WORK REQUEST: Among the records that follow, count the lines with the string "reviews"; report only that count.

MATERIAL FOR THIS TASK:
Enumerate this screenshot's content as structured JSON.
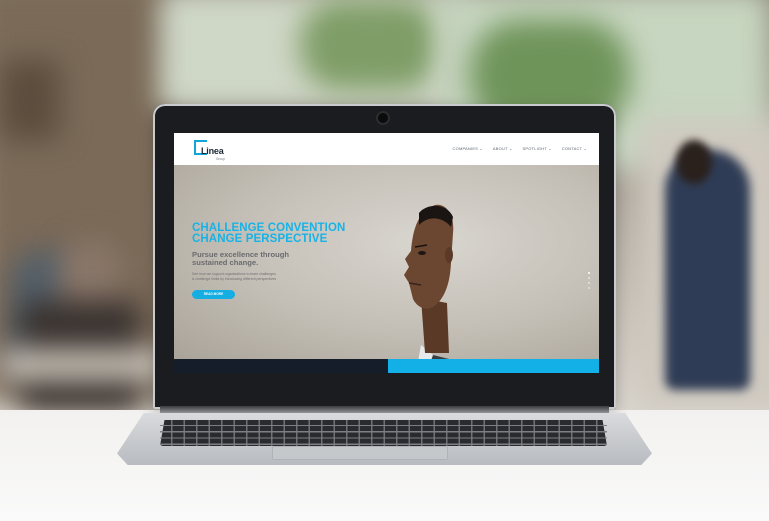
{
  "site": {
    "logo": {
      "name": "Linea",
      "sub": "Group"
    },
    "nav": [
      {
        "label": "COMPANIES ⌄"
      },
      {
        "label": "ABOUT ⌄"
      },
      {
        "label": "SPOTLIGHT ⌄"
      },
      {
        "label": "CONTACT ⌄"
      }
    ],
    "hero": {
      "title_line1": "CHALLENGE CONVENTION",
      "title_line2": "CHANGE PERSPECTIVE",
      "subtitle_line1": "Pursue excellence through",
      "subtitle_line2": "sustained change.",
      "body_line1": "See how we support organisations to learn challenges",
      "body_line2": "& challenge limits by introducing different perspectives",
      "button": "READ MORE"
    },
    "slider": {
      "count": 4,
      "active_index": 0
    }
  },
  "colors": {
    "accent": "#14aee3",
    "navy": "#151c2a",
    "title": "#16b3e8"
  }
}
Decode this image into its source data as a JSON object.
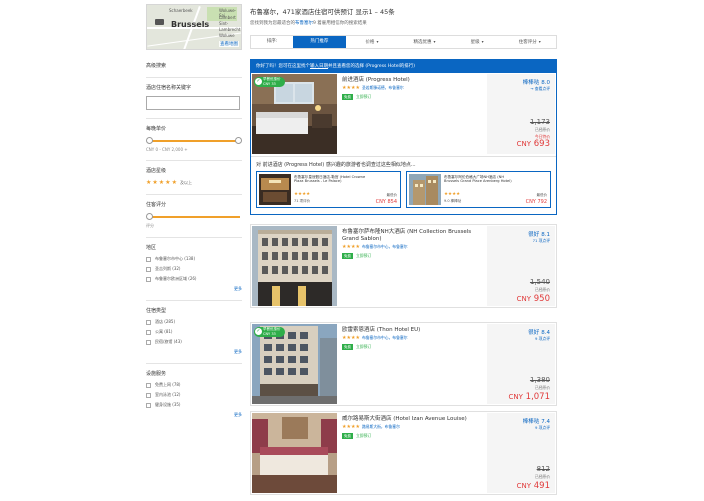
{
  "map": {
    "city": "Brussels",
    "labels": [
      "Schaerbeek",
      "Woluwe-Sai",
      "Lambert",
      "Sint-",
      "Lambrecht",
      "Woluwe"
    ],
    "view_map": "查看地图"
  },
  "header": {
    "title": "布鲁塞尔，471家酒店住宿可供预订 显示1 – 45条",
    "subtitle_pre": "您找到我为您最适合的",
    "subtitle_link": "布鲁塞尔",
    "subtitle_post": "9 着雇用相信你的搜索结果"
  },
  "sortbar": {
    "items": [
      {
        "label": "排序:",
        "active": false,
        "caret": false
      },
      {
        "label": "热门推荐",
        "active": true,
        "caret": false
      },
      {
        "label": "价格",
        "active": false,
        "caret": true
      },
      {
        "label": "精选优惠",
        "active": false,
        "caret": true
      },
      {
        "label": "星级",
        "active": false,
        "caret": true
      },
      {
        "label": "住客评分",
        "active": false,
        "caret": true
      }
    ]
  },
  "sidebar": {
    "filter_title": "高级搜索",
    "name_search_label": "酒店住宿名称关键字",
    "price_label": "每晚单价",
    "price_range": "CNY 0 - CNY 2,000 +",
    "star_label": "酒店星级",
    "star_suffix": "及以上",
    "score_label": "住客评分",
    "score_min": "评分",
    "district_label": "地区",
    "districts": [
      "布鲁塞尔市中心 (138)",
      "圣吉列斯 (32)",
      "布鲁塞尔欧洲区域 (26)"
    ],
    "type_label": "住宿类型",
    "types": [
      "酒店 (285)",
      "公寓 (81)",
      "民宿/旅馆 (43)"
    ],
    "facility_label": "设施服务",
    "facilities": [
      "免费上网 (78)",
      "室内泳池 (12)",
      "健身设施 (35)"
    ],
    "more": "更多"
  },
  "featured": {
    "banner_pre": "你好了吗！您可在这里找个",
    "banner_link": "输入日期",
    "banner_post": "并且查看您的选择 (Progress Hotel的排行)",
    "hotel": {
      "name": "前进酒店 (Progress Hotel)",
      "stars": "★★★★",
      "location": "圣若斯滕诺德，布鲁塞尔",
      "tag": "免费",
      "tag_text": "立即预订",
      "deal": "早餐优惠价",
      "deal_price": "CNY 33",
      "score_word": "棒棒哒",
      "score": "8.0",
      "reviews": "→ 查看点评",
      "orig": "1,173",
      "orig_note": "已经原价",
      "price": "693",
      "price_note": "今日特价",
      "currency": "CNY"
    },
    "compare_title": "对 前进酒店 (Progress Hotel) 感兴趣的旅游者也调查过这些相似地点...",
    "compare": [
      {
        "name": "布鲁塞尔皇冠假日酒店-勒宫 (Hotel Crowne Plaza Brussels - Le Palace)",
        "stars": "★★★★",
        "reviews": "71 项评价",
        "price_label": "最低价",
        "price": "CNY 854"
      },
      {
        "name": "布鲁塞尔阿伦伯格大广场NH酒店 (NH Brussels Grand Place Arenberg Hotel)",
        "stars": "★★★★",
        "reviews": "9.0 棒棒哒",
        "price_label": "最低价",
        "price": "CNY 792"
      }
    ]
  },
  "results": [
    {
      "name": "布鲁塞尔萨布隆NH大酒店 (NH Collection Brussels Grand Sablon)",
      "stars": "★★★★",
      "location": "布鲁塞尔市中心，布鲁塞尔",
      "tag": "免费",
      "tag_text": "立即预订",
      "score_word": "很好",
      "score": "8.1",
      "reviews": "71 项点评",
      "orig": "1,540",
      "orig_note": "已经原价",
      "price": "950",
      "currency": "CNY",
      "deal": null
    },
    {
      "name": "欧雷索恩酒店 (Thon Hotel EU)",
      "stars": "★★★★",
      "location": "布鲁塞尔市中心，布鲁塞尔",
      "tag": "免费",
      "tag_text": "立即预订",
      "score_word": "很好",
      "score": "8.4",
      "reviews": "9 项点评",
      "orig": "1,380",
      "orig_note": "已经原价",
      "price": "1,071",
      "currency": "CNY",
      "deal": "早餐优惠价",
      "deal_price": "CNY 33"
    },
    {
      "name": "威尔路易斯大街酒店 (Hotel Izan Avenue Louise)",
      "stars": "★★★★",
      "location": "路易斯大街，布鲁塞尔",
      "tag": "免费",
      "tag_text": "立即预订",
      "score_word": "棒棒哒",
      "score": "7.4",
      "reviews": "9 项点评",
      "orig": "812",
      "orig_note": "已经原价",
      "price": "491",
      "currency": "CNY",
      "deal": null
    }
  ]
}
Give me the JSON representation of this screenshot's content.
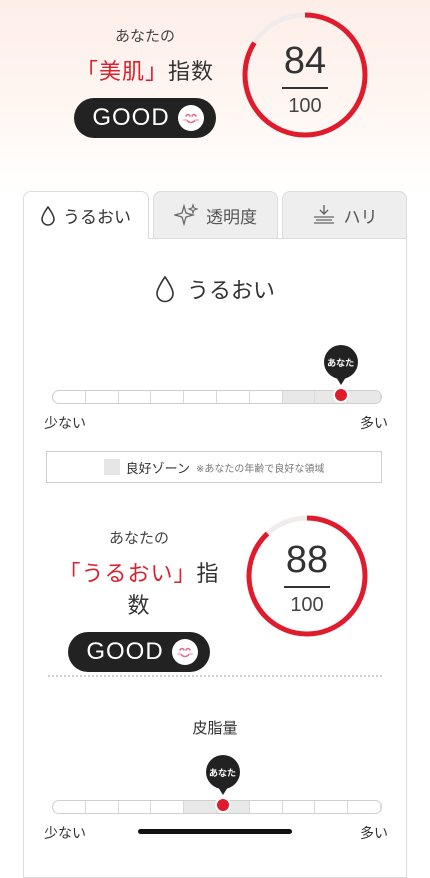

TASK ANSWER: 6